In Massachusetts, “56 percent of voters rejected a measure to allow grocery stores to sell wine,” due to the efforts of a “Bootlegger/Baptist” coalition in which liquor store owners funded a campaign designed to stoke fears of increased teen drinking.  But in Oklahoma, 53 percent of voters, recognizing that there’s no better day of the year for heavy drinking, voted ”to repeal a ban on the sale of alcohol on Election Day.”    

The Big Lie About Global Warming

The most intellectually dishonest argument that makes the rounds these days about climate change is the claim that “the debate is over” regarding the relationship between industrial greenhouse gas emissions and our recent spate of warming.  It’s infuriating because it has power.  The enviro playbook is to avoid any detailed discussion of the science in the media - just repeat that phrase over and over, make some snide remark about how “skeptics” are either in deep denial or are simple lying hacks, and gut it out.  And if you repeat something often enough, people begin to believe it.

The master of this sort of thing is Al Gore.  A few days before the election, our uncredentialed scientist-in-chief was out on the campaign trail blasting away at every Republican he could find who had expressed doubts about the need for an anti-warming jihad.  When in Seattle to beat-up on GOP Rep. Dave Reichert, who was running for the U.S. Senate (unsuccessfully, it turns out), he expressed incredulousness that Reichert was still unsure whether industrial emissions of greenhouse gas caused planetary warming.

“C’mon!  And this man is a United States congressman?  You know, 15 percent of people believe the moon landing was staged on some movie lot and a somewhat smaller number still believe the Earth is flat.
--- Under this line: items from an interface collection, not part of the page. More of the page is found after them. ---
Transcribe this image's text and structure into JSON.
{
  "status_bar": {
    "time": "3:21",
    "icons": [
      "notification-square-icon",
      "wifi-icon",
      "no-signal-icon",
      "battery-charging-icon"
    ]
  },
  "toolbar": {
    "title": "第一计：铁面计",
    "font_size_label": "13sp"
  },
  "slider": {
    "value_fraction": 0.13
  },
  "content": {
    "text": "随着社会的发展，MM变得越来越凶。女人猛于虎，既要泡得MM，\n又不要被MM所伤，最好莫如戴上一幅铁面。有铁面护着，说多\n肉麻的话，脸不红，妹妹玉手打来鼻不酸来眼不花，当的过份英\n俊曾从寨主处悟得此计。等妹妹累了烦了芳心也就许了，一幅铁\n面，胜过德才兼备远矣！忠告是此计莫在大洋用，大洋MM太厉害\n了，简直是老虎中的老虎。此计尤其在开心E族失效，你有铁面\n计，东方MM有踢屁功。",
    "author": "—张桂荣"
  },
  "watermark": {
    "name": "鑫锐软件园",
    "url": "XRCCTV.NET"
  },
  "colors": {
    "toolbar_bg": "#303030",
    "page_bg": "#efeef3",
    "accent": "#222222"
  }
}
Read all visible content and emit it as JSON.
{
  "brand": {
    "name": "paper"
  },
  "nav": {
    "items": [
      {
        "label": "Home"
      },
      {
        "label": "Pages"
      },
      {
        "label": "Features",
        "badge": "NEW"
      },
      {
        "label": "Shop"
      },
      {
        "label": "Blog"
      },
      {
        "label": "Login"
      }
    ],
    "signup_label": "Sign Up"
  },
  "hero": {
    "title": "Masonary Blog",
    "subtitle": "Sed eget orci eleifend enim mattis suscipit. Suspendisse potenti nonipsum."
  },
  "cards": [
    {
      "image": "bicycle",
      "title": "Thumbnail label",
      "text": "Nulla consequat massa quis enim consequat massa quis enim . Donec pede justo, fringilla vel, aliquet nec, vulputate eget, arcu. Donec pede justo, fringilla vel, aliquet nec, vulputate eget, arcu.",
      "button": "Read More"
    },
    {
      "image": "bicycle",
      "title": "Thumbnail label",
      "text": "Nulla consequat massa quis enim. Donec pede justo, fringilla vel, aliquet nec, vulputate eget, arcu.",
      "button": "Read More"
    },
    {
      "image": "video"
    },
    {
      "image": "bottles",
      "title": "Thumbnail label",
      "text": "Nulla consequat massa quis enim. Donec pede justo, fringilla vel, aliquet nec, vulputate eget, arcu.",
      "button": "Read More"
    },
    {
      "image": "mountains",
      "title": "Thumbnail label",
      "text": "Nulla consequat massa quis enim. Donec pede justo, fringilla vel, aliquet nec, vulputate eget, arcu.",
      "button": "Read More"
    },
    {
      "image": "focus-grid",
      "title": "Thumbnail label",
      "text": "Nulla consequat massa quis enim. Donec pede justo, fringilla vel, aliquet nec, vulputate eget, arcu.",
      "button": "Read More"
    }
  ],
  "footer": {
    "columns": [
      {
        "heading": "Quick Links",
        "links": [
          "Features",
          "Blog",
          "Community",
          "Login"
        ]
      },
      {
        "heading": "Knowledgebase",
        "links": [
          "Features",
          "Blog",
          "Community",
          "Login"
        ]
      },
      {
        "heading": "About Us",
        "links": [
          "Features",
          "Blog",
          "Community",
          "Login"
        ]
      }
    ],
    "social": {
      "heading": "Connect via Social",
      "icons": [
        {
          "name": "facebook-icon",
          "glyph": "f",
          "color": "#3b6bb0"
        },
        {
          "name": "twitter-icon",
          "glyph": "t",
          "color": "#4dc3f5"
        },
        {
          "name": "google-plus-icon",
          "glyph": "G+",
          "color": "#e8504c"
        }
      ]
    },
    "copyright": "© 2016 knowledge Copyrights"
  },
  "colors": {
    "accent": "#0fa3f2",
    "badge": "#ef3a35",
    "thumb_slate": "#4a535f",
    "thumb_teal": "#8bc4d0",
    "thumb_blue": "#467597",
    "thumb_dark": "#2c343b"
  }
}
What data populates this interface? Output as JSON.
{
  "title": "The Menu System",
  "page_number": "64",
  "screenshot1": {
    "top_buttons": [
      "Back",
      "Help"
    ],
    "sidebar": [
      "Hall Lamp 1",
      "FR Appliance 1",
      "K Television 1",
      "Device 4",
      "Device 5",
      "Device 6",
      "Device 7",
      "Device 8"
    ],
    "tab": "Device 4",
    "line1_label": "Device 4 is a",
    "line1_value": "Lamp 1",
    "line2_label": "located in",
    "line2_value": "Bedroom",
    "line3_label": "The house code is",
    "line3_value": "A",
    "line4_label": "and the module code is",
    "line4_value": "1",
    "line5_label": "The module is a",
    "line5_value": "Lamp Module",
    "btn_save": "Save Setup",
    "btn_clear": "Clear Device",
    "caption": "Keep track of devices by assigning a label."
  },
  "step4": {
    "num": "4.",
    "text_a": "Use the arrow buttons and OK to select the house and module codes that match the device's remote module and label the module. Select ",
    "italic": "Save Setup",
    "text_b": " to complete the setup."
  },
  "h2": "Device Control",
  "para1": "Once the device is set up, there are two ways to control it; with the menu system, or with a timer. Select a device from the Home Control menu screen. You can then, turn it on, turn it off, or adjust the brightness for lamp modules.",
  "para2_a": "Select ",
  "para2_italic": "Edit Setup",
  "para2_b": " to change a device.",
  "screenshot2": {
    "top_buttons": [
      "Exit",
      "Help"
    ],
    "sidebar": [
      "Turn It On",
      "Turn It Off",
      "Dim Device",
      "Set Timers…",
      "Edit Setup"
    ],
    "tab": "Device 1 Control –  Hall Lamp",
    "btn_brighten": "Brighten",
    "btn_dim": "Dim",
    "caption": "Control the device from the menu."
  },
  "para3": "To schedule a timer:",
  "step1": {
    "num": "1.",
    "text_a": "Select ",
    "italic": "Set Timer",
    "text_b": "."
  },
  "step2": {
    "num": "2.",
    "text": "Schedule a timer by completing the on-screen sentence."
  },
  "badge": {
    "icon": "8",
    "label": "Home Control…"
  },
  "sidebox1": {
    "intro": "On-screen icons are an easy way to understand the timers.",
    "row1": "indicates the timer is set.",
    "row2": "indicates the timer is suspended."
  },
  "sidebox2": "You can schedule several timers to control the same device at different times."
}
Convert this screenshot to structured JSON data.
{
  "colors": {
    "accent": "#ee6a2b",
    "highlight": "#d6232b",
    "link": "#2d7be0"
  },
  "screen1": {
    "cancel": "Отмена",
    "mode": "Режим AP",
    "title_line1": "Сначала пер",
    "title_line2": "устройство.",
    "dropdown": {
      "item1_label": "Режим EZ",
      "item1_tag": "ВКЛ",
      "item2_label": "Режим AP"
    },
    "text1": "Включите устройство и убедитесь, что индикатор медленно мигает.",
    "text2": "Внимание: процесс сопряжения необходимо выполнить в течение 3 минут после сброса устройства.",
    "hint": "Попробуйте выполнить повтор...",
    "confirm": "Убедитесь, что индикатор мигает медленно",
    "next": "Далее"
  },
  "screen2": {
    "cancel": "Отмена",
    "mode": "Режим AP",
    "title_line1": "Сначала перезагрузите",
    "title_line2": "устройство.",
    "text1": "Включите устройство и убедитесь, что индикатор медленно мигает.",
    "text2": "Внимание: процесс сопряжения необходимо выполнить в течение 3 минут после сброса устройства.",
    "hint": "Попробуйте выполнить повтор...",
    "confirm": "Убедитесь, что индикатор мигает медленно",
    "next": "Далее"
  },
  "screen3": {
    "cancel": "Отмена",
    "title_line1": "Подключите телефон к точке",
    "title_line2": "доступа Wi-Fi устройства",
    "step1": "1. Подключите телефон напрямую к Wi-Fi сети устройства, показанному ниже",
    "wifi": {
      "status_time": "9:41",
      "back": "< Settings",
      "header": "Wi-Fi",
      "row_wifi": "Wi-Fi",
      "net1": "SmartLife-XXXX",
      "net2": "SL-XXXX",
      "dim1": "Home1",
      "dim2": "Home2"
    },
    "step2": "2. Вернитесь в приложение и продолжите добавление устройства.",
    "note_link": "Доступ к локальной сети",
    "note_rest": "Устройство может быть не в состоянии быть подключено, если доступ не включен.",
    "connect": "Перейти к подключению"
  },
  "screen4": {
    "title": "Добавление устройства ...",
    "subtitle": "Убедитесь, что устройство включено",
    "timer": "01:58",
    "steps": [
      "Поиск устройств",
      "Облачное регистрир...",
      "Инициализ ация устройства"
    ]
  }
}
They get together on Saturday night and party with the global-warming deniers.”

That this sort of argument has power even with journalists on the warming beat is increasingly clear.  NBC’s chief science correspondant Robert Bazell, for instance, was asked on the air a few months ago by Brian Williams whether it was fair to say that the debate was over about whether industrial greenhouse gas emissions were warming the planet.  Brazell answered that you could find someone who believes the earth is flat and put them together with another person and have a debate on it, but it would not be any more of a serious debate than the debate about industrial emissions and global warming. 

Anyway, all of that is preface for an article that ran on election day in the “Science Times” section of the New York Times.  Therein, you’ll find an excellent story by reporter William Broad about a fascinating debate among geologists and paleoclimatologists about prehistoric (Phanerozoic to be specific) climate.  Turns out that the planet once enjoyed super-elevated levels of CO2 (up to 18 times that of the present), but that it’s very hard to detect elevated planetary temperatures from those high concentrations of greenhouse gases.  It’s unclear what this might mean, but the kicker is this:

“Carbon dioxide skeptics and others see the reconstructions [of prehistoric climate] of the last 15 years as increasingly reliable, posing fundamental quesitons about the claimed powers of carbon dioxide.  Climatologists and policy makers, they say, need to ponder such complexities rather than trying to ignore or dismiss the unexpected findings.  ‘Some of the work has been quite meticulous,’ Thure E. Cerling, an expert at the University of Utah on Phanerozoic climates, said.  ‘We are likely to learn something.’”

Honest scientists (of which there are suprisingly many - at least when they’re talking to themselves) and honest environmental politicians (of which there are few) concede that there’s a non-zero chance that the reigning consensus is wrong and that high concentrations of atmospheric carbon dioxide have far less impact on global temperatures than we think.  In fact, that concession is made in multiple places in the four previous IPCC reports that have been published - the oft-cited “Bible” of consensus science on the matter.  Broad’s article suggests that there is in fact a greater possiblity that the present consensus is wrong than you would ever think if you read the other sections of the New York Times - or pretty much any other newspaper in the country, for that matter.